## Math 642 Midterm Review – Spring 2015

The midterm for Math 642 will be held on Friday, March 13. The test
covers these sections from the text: 5.1, 5.2, 5.4; 6.1, 6.2.3, 6.2.4, 6.4, and
6.5.
**Calculus of Variations**

- Section 5.1
- Know the difference between Frechet and Gateaux derivatives.
- Be able to derive the Euler-Lagrange equations, using variational
calculations, for consrtained and unconstrained problems that are
subject to various boundary conditions.
- Know and be able to use the coordinate invariance for the
Euler-Lagrange equations. (See class notes for 1/30/15. You will not
be asked to prove this.)
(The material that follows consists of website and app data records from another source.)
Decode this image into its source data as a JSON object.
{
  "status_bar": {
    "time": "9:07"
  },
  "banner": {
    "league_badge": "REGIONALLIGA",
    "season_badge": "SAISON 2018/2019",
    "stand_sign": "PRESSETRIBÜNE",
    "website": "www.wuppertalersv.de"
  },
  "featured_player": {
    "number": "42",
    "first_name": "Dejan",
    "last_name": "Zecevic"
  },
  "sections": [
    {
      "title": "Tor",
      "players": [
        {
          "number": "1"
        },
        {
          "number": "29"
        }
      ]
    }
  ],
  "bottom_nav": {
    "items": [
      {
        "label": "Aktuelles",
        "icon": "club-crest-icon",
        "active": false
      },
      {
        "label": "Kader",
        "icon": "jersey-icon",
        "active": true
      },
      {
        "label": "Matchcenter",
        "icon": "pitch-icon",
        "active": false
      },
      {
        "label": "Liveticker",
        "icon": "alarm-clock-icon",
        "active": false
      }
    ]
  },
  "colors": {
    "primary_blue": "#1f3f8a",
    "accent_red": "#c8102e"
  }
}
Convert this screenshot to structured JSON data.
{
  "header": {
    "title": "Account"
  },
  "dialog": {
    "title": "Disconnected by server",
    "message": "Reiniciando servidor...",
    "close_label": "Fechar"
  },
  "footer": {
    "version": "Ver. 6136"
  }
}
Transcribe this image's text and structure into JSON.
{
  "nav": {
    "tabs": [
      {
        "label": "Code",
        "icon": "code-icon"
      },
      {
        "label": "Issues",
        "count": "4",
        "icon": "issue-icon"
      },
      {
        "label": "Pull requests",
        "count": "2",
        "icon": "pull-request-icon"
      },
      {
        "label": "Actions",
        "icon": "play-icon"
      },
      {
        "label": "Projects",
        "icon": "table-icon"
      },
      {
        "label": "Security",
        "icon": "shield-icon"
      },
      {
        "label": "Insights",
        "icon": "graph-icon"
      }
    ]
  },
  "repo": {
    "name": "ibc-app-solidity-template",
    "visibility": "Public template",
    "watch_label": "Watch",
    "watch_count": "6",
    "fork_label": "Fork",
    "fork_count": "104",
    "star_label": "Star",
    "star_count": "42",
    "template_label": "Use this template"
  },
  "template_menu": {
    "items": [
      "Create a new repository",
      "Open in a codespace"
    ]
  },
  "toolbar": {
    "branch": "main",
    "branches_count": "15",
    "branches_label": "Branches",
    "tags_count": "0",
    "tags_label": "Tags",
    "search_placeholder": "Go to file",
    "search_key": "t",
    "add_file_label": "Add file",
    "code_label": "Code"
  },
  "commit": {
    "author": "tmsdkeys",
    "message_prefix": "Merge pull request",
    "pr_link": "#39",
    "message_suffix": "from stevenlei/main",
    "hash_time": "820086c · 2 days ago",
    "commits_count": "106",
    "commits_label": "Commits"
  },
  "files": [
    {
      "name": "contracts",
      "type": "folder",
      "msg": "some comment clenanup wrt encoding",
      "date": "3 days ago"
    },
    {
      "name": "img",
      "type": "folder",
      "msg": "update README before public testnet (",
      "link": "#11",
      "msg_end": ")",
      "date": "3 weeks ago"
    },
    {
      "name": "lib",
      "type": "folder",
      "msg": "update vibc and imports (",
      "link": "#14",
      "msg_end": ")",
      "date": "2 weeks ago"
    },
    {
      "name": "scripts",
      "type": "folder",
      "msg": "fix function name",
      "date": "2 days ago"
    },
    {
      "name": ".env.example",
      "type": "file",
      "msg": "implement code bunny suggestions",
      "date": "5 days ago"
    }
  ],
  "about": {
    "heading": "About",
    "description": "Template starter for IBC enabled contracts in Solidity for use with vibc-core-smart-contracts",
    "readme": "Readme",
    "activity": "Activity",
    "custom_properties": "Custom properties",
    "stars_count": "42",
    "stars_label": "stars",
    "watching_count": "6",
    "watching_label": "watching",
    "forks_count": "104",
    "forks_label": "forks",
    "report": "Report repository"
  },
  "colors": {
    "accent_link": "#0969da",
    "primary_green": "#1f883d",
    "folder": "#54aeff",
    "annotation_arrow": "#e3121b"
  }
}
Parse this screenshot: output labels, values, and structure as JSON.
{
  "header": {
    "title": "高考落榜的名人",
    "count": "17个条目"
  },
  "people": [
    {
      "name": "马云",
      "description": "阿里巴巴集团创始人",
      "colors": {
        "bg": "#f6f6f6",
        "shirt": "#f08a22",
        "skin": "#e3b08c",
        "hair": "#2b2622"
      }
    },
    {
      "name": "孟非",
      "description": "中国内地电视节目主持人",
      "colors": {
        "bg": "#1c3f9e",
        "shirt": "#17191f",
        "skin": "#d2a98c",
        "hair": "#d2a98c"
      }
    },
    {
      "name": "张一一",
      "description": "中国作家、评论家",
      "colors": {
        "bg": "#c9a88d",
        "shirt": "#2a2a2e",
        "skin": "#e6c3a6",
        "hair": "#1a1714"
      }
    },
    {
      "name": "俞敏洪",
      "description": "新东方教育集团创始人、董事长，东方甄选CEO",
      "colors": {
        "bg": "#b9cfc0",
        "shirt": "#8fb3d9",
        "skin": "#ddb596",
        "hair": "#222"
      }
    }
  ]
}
- Section 5.2
- Hamilton's principle; Lagrangians
- Legendre transformations and Hamiltonians
- Be able to derive equations of motion for simple mechanical
systems, such as a mass subject to a central force (radial potential)
or a pendulum.

- Section 5.4
- Be able to use variation methods for finding eigenvalues and
eigenfunctions in a Sturm-Liouville problem, subject to various
boundary conditions.
- Rayleigh-Ritz principle
- Courant-Fischer minimax theorem

** Complex variables and special functions**

- Section 6.2
- Cauchy's theorem, Cauchy's integral formula
- Taylor and Laurent series
- Residues and the residue theorem
- Isolation of zeroes and applications to deriving identities and
extensions of anaytic functions
- Maximum principle -- be able to prove it.
- Be able to stae the Phragmen-Lindelof theorem and to apply it to
problems similar to ones in the homework.

- Section 6.4
- Jordan's lemma
- Contour integration, with and without cuts

- Section 6.5
- Gamma function
- Definition and extension to ${\mathbb C}\! \setminus \!{\mathbb
N}_{\le 0}$
- Fundamental indentity (Keener, Eqn. 6.25) -- Be able to sketch a
proof.)

- Bessel functions
- Solve with method of Frobenius
- Generating function
- Integral formulas for Bessel functions with integer order

- Legendre polynomials
- Orthogonality and completeness -- just know these facts
- Rodrigue's formula and Schläfli's integral formula
- Generating function

** Structure of the exam**

The test will have two parts. The in-class part will have 4 or 5
questions. You will be asked to state definitions and to do problems
similar
to
assigned homework problems and examples done in class. In
addition, you will be asked prove or sketch a proof for a major
theorem or lemma from the material covered by this test. Take-home
part will consist of computations and proofs of theorems.

Updated 3/11/15 (fjn).